Data extracted from a collection
■ ■ ■ ■ ■ ■ ■

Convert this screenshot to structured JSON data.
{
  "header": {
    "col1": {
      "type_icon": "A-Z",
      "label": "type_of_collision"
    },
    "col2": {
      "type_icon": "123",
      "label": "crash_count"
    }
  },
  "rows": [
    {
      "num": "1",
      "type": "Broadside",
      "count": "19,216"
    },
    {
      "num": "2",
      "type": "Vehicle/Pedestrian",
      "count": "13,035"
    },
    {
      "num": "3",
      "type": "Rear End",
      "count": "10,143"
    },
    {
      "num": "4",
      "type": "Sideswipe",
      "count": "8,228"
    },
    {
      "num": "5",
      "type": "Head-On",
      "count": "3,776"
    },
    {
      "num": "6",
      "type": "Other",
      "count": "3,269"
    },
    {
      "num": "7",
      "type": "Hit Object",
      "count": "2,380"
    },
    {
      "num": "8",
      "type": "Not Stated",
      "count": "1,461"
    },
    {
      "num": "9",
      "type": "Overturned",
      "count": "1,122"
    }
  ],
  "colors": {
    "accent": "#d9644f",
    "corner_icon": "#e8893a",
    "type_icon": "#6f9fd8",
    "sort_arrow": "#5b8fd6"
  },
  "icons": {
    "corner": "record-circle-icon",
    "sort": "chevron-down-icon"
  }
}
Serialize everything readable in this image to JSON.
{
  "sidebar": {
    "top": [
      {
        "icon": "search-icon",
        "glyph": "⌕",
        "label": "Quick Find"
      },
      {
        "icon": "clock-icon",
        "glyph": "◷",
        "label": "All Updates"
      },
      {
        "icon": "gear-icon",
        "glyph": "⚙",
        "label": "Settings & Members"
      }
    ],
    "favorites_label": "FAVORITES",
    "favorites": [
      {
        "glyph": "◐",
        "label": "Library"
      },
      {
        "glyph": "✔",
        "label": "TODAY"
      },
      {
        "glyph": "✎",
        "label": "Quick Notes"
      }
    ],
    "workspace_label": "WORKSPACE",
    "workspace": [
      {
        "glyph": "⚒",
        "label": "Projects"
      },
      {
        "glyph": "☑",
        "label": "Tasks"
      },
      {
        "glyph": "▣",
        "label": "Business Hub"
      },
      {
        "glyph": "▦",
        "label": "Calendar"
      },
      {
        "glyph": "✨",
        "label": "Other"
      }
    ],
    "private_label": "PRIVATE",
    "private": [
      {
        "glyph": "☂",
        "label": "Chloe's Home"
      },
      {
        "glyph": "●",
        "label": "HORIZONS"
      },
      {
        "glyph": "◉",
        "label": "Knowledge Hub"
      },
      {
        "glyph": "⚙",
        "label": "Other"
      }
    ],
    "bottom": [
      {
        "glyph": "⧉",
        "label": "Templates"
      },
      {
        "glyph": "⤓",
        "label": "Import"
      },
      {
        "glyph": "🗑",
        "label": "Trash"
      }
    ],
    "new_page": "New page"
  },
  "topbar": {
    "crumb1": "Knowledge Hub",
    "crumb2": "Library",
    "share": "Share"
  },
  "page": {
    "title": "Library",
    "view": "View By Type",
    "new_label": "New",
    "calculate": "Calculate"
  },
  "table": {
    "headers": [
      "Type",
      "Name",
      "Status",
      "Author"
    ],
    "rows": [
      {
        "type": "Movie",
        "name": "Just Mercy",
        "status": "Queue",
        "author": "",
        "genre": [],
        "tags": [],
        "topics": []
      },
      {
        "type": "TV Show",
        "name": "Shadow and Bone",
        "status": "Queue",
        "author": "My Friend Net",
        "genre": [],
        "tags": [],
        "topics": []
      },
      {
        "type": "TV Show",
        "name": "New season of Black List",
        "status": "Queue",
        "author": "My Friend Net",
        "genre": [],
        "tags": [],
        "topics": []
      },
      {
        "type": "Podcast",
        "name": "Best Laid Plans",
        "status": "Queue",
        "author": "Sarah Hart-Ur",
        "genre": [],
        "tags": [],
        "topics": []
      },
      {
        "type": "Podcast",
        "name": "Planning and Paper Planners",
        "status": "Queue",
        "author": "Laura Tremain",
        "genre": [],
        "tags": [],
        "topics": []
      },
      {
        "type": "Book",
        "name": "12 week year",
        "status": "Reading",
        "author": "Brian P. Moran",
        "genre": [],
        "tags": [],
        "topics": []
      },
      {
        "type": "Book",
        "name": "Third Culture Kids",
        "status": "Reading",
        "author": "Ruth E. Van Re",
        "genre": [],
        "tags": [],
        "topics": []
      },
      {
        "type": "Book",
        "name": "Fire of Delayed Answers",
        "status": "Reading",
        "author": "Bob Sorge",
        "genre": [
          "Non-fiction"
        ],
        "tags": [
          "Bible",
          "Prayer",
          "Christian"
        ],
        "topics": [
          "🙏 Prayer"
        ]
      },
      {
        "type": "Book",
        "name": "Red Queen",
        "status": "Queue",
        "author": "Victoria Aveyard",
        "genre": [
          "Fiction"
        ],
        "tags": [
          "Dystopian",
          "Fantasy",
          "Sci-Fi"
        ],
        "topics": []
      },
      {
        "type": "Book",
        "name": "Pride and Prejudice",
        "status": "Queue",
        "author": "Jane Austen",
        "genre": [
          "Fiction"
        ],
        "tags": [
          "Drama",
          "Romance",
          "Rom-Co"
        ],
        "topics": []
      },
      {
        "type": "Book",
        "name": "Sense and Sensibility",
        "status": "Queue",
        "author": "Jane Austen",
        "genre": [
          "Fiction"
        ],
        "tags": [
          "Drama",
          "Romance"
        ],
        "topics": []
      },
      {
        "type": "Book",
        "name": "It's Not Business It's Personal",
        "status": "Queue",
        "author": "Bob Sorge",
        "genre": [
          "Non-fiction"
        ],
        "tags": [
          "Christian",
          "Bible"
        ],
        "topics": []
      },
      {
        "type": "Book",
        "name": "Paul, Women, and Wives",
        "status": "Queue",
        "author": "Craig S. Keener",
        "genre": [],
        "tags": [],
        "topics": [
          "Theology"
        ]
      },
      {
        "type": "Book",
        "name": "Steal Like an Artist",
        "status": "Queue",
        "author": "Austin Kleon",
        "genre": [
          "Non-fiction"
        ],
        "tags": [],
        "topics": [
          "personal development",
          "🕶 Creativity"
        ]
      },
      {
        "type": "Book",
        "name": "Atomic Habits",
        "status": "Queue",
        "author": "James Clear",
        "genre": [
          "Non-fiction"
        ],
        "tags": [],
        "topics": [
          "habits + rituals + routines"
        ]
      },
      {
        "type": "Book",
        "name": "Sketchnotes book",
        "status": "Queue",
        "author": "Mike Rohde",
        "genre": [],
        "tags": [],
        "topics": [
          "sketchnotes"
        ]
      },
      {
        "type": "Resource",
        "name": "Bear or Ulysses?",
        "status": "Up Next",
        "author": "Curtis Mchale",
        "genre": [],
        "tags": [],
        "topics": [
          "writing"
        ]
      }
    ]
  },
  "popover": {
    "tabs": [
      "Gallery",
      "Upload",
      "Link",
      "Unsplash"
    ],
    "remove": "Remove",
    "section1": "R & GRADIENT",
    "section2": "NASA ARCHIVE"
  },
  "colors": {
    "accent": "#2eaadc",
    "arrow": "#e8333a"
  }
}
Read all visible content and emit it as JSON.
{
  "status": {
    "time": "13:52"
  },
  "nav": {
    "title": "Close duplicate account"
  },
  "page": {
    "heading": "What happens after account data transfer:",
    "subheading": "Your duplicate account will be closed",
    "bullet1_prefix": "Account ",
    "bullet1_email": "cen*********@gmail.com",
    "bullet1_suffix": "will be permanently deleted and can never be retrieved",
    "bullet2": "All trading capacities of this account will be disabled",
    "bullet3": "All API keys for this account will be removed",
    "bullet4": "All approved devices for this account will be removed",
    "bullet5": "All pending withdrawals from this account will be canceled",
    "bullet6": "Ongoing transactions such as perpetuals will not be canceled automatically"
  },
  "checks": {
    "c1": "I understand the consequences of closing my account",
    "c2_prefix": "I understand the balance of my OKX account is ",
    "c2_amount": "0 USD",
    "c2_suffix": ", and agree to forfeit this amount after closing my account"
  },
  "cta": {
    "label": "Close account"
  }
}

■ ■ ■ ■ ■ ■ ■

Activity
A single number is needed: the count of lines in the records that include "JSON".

Finished task
3